Four of the boys died from flu complications within a few days of each other and many others hovered between life and death for several days, but recovered. Another picture indelibly etched on one’s mind from those days is of a flag-draped coffin in a hearse just outside the Chapel, (we were not allowed to hold any funeral service inside the building), a five-minute sermonette and prayer by President Boe, the slow descent to the foot of the Hill accompanied by the Honor Guard, and then taps.

Four times within a week we gathered for such a farewell service.

As serious and sobering an experience as this epidemic was it did have an occasional humorous aspect. When it broke out there was a flurry to get “flu masks.” These were made by the Red Cross girls. Everyone, faculty members and students, was provided with several masks each and told to wear them when in a group. The assemblage at chapel the next day with faculty members seated on the rostrum and students below facing them, all in masks, was an incongruous sight. But the time the group had managed to get through the opening hymn the situation had become almost hilariously funny, the more so because everyone was so serious about it all. Suffice it to say that after that chapel service the masks went off only to be put on by those who for one reason or another might be in contact with someone who was

ill. The administration of the flu vaccination also had its humorous aspects. This was done in Mohn Hall on a mass basis. That fall we were having a great deal of trouble with our lights in that building. Every once in awhile they would go out and candles would temporarily have to be used. It gets dark early in November. Right in the midst of the assembly-line vaccination the lights went out and everything was in darkness. The students were keyed-up and frightened enough anyway and this only added to their tension. In the darkness we heard first one thud and then another, to find when we got our candles lit that several had fainted but fortunately fallen unhurt to the floor.

At length the siege was over and classes were begun again.
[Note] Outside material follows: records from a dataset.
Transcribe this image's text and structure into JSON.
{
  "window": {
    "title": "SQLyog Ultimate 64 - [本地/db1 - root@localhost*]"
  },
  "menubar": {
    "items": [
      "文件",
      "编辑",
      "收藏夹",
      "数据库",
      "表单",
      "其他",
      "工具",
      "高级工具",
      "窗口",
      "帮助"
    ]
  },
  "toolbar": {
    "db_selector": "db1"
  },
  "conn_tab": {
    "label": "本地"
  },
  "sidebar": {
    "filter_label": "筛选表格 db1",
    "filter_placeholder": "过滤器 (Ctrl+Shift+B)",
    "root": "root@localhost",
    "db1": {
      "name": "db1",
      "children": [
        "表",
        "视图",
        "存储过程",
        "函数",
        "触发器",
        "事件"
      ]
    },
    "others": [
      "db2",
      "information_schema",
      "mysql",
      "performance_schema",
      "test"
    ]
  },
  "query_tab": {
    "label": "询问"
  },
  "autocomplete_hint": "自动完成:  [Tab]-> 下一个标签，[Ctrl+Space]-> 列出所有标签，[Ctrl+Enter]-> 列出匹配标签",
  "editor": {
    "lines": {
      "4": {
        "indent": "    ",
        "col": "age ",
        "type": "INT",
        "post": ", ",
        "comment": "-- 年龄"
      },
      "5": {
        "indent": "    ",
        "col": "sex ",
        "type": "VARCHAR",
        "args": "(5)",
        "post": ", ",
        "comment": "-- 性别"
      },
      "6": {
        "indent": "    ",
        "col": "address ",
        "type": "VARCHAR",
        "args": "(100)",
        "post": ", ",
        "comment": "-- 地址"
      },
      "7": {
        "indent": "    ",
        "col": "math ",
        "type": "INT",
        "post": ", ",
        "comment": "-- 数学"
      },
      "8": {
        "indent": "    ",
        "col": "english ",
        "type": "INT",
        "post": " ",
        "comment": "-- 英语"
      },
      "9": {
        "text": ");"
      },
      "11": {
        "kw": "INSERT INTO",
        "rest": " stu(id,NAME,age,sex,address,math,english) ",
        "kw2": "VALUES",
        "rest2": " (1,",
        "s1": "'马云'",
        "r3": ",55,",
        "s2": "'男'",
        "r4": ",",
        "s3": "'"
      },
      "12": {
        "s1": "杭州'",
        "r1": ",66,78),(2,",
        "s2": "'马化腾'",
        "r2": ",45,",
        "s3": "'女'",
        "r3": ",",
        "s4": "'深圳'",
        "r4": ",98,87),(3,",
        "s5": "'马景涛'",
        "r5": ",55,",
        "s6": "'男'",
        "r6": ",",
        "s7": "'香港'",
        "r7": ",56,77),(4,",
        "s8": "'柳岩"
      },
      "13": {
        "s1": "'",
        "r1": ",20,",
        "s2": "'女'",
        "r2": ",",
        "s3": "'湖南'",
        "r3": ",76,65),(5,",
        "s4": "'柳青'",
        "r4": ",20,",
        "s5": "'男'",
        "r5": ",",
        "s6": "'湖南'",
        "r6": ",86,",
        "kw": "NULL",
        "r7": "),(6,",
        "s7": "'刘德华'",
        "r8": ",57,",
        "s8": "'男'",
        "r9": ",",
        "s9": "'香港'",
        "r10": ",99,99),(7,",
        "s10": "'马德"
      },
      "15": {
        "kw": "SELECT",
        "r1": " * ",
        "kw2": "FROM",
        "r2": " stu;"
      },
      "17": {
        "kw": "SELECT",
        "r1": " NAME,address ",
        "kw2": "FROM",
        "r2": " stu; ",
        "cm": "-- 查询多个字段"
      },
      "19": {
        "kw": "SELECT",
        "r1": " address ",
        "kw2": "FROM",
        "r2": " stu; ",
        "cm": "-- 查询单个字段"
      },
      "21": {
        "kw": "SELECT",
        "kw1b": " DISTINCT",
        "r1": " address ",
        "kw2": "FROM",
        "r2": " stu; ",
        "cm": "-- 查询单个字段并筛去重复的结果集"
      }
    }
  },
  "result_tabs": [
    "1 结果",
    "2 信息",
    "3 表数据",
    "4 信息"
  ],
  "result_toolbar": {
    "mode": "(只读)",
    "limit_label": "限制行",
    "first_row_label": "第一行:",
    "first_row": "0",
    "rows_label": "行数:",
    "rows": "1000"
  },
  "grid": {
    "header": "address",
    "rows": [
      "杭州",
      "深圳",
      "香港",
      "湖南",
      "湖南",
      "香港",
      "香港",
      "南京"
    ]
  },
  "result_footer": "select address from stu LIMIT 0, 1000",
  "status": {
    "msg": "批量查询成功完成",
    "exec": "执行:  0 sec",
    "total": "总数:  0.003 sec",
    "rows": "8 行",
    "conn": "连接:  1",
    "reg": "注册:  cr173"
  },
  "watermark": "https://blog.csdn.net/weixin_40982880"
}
All this time the flu had been confined to the S.A.T.C. men and to some of the helpers caring for them. Then on December 6th one of the girls in Mohn Hall was reported ill and it was found she had contracted the dread disease. In order to avoid the possibility of another siege of the epidemic it was decided to close school immediately for the Christmas holidays on December 7th, a week before the scheduled date. And so ended, amid intense excitement, the pre-Christmas period of the abnormal school year 1918-1919. No Homecoming festivities, no college parties, no Christmas concert, but on the other hand a serious confrontation with some of life’s basic realities that made of those college months a unique maturing experience.

Manitou Analecta


Introduction and Foreword
Early Contacts
St. Olaf Builders
Loyal and Faithful
Student Life
Ytterboe Hall Boarding Club
War Comes to St. Olaf
When the Chapel Burned
Dearest of “Homes on the Circling Heights”
A Dream Come True
Second World War Years
Getting Back to “Normalcy”
Some Distinguished Campus Visitors
“The Play’s the Thing”
‘Once Upon a Time’ Traditions and Other Miscellany
Our College Songs